#include <Rcpp.h>
using namespace Rcpp;

// [[Rcpp::export]]
double varC(NumericVector x) {
  int n = x.size();
  double sum1 = 0;
  double sum2 = 0;
  double mean = 0;
  double var = 0;

  for(int i = 0; i < n; ++i) {
    sum1 += x[i];
  }
  mean = sum1 / n;

  for(int i = 0; i < n; ++i) {
    sum2 += (x[i]-mean)*(x[i]-mean);
  }
  var = sum2 / (n-1);
  return var;
}

/*** R
library(microbenchmark)
x <- rnorm(1e6)
microbenchmark(
  var(x),
  varC(x)
)
*/

To compile and execute this function, use the source.Cpp function in Rcpp. We create a vector of 1,000,000 random normal deviates, and see how long it takes our C++ function to find the variance as compared to the var function in R. Although the time savings are not as dramatic in this case, we still achieve a decent improvement, even though the R function is already vectorized.

> library(Rcpp)
> sourceCpp("varC.cpp")

> library(microbenchmark)

> x <- rnorm(1e6)

> microbenchmark(
+   var(x),
+   varC(x)
+ )
Unit: milliseconds
    expr      min       lq     mean   median       uq      max neval
  var(x) 6.947759 6.992777 7.041822 7.020535 7.077449 7.377417   100
 varC(x) 3.140090 3.179044 3.200733 3.190008 3.207968 3.311300   100

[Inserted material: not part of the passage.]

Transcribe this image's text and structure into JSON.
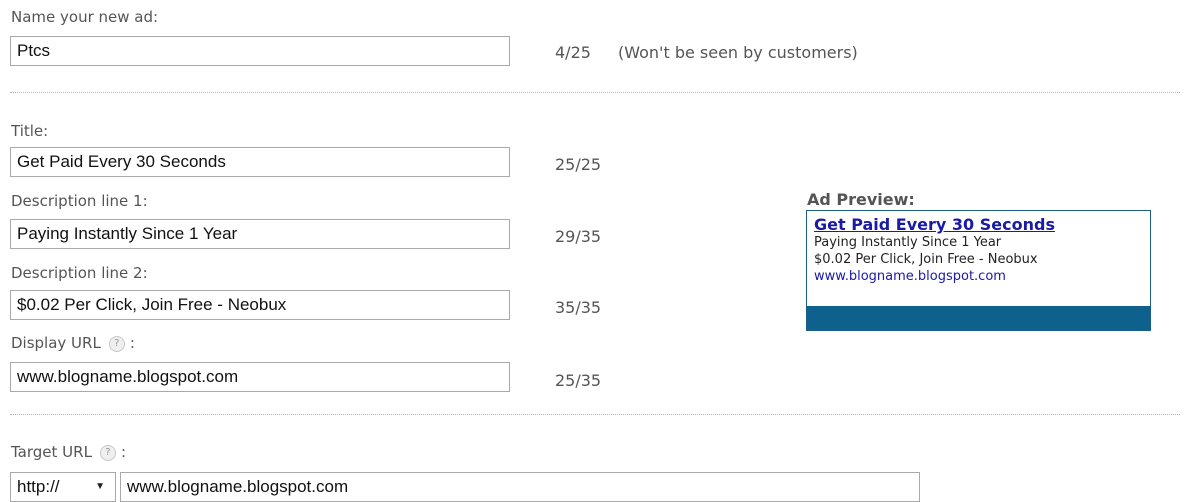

As a last illustration of making code more efficient, note the difference between the time required to fill a result object when you preallocate it as compared to simply creating the object. This is a way to save more time, especially when working with loops (which are sometimes unavoidable). Here, we create a loop that produces 100,000 random normal deviates. In the first case, we simply declare x1 to be a numeric vector and then fill it using the loop. In the second case, we preallocate the vector and then fill it. Notice the substantial speed difference the preallocation makes.

> timer <- system.time({
+ x1 <- numeric()
+ for(i in 1:100000) x1[i] = rnorm(1)
+ })[3]
> timer
elapsed
  10.03
> timer <- system.time({
+ x1 <- numeric(100000)
+ for(i in 1:100000) x1[i] = rnorm(1)
+ })[3]
> timer
elapsed
   0.52

We have scratched the surface of the very powerful and flexible Rcpp package, but I hope the interested reader has enough information from this recipe to get started and to continue to learn how to work with the package.